■ **Given information**:
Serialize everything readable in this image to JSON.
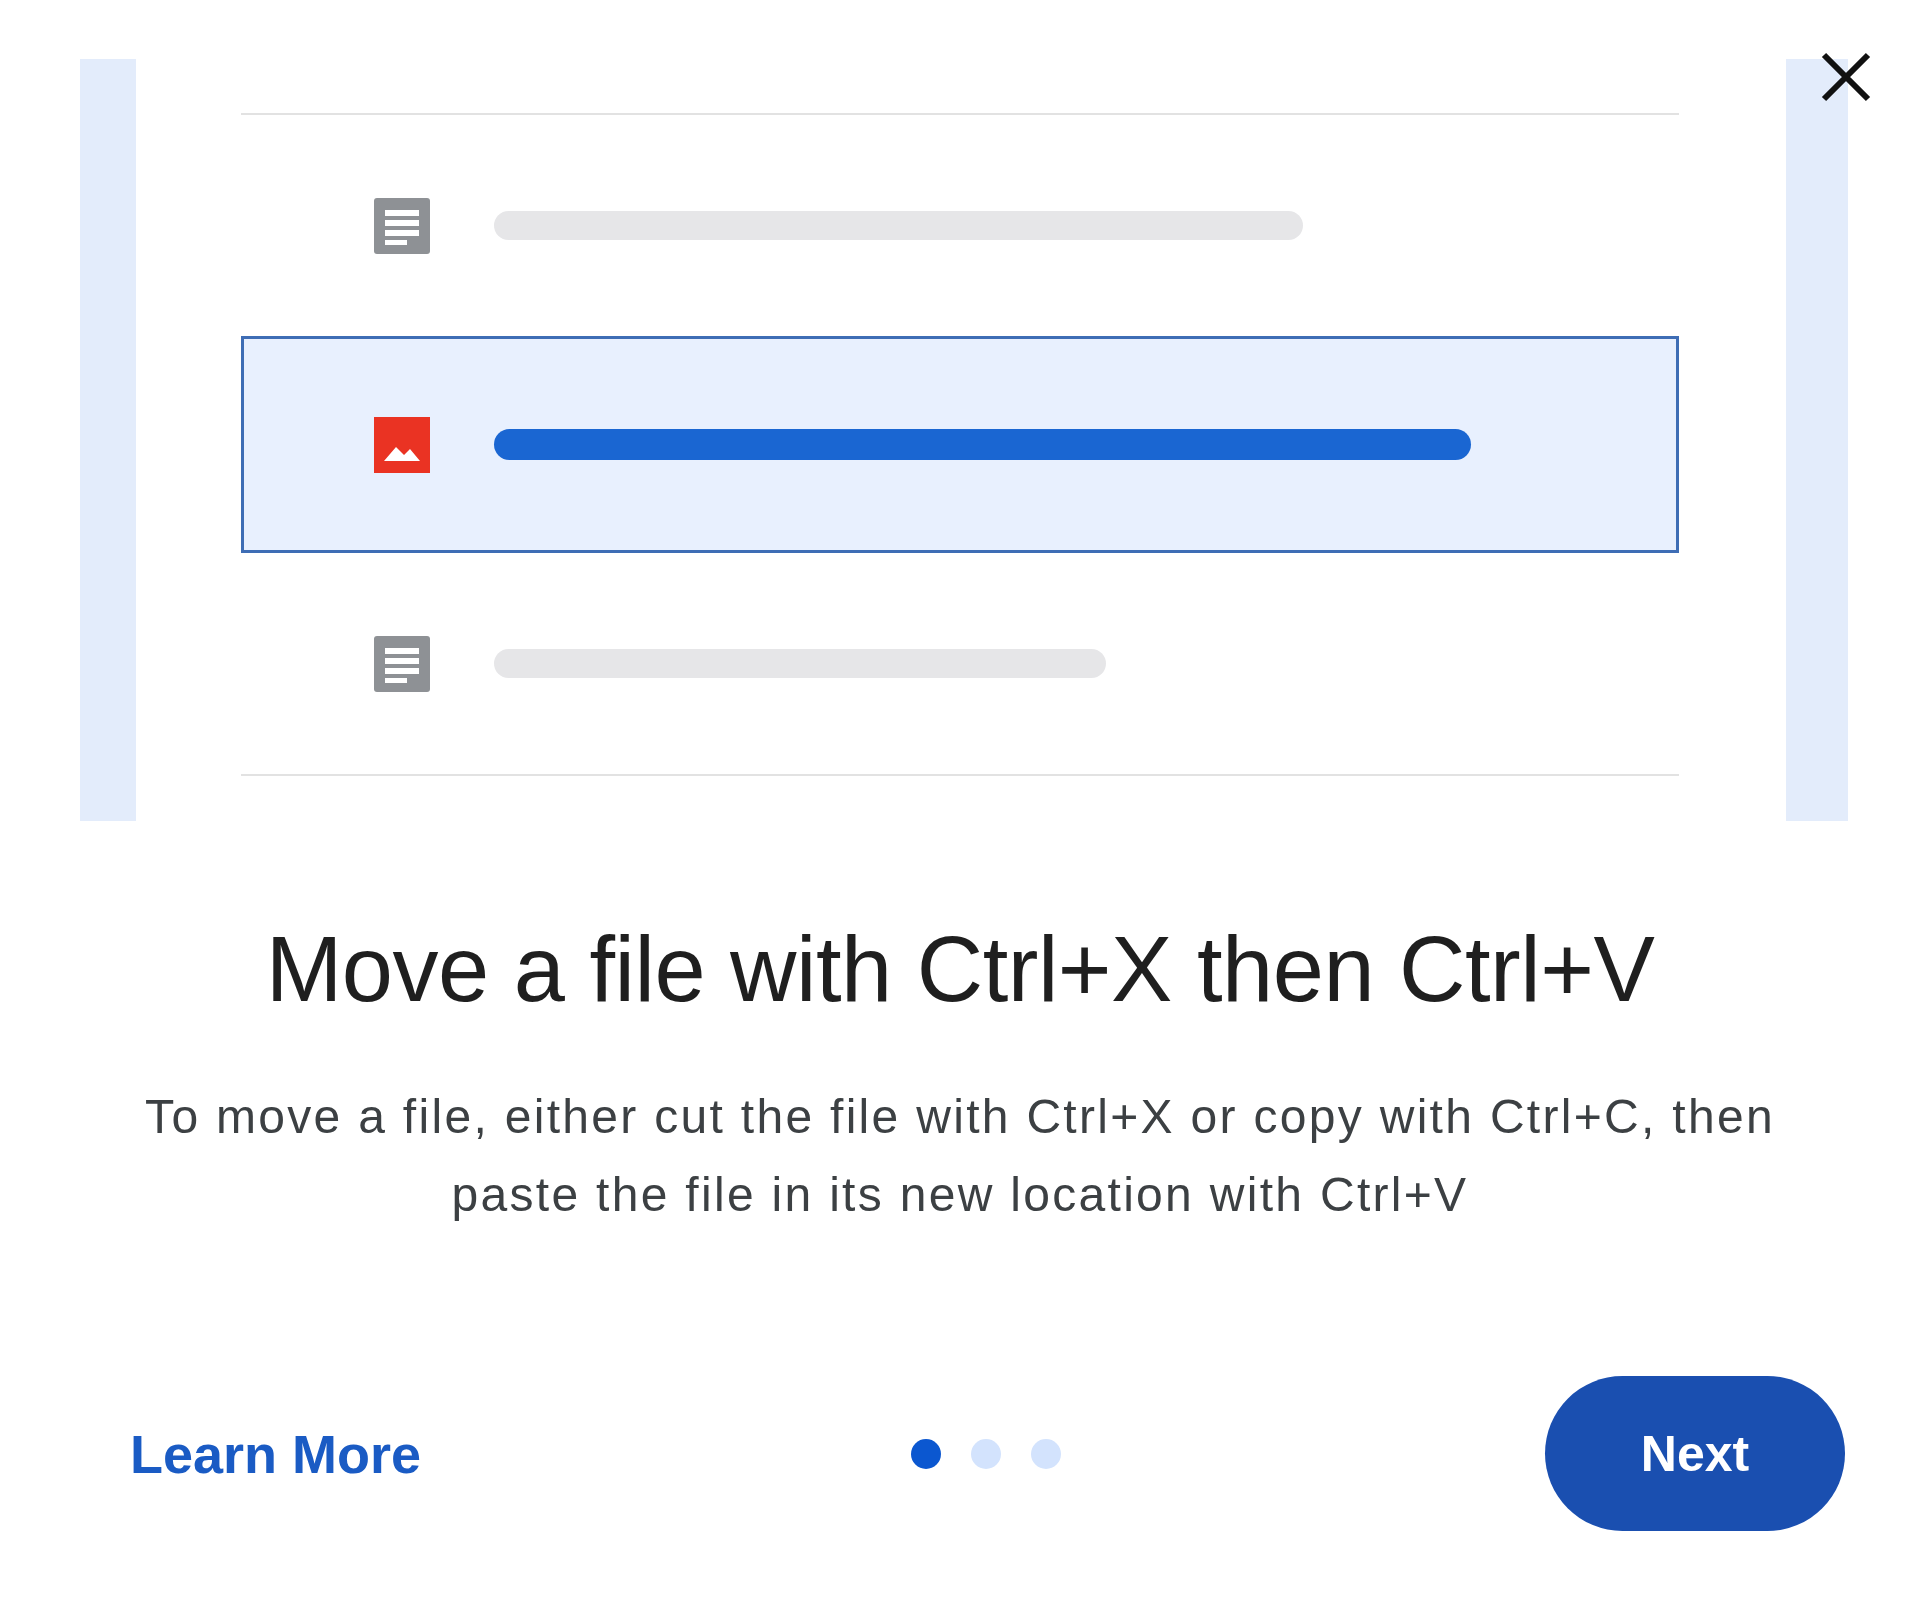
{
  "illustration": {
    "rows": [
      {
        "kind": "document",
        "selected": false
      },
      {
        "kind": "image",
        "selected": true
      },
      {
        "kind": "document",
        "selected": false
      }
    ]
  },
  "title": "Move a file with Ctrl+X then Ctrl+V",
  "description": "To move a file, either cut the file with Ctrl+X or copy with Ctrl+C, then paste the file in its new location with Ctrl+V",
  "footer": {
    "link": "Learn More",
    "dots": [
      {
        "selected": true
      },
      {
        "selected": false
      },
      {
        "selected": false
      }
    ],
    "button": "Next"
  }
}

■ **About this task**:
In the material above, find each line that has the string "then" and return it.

■ **Output of the task**:
  "title": "Move a file with Ctrl+X then Ctrl+V",
  "description": "To move a file, either cut the file with Ctrl+X or copy with Ctrl+C, then paste the file in its new location with Ctrl+V",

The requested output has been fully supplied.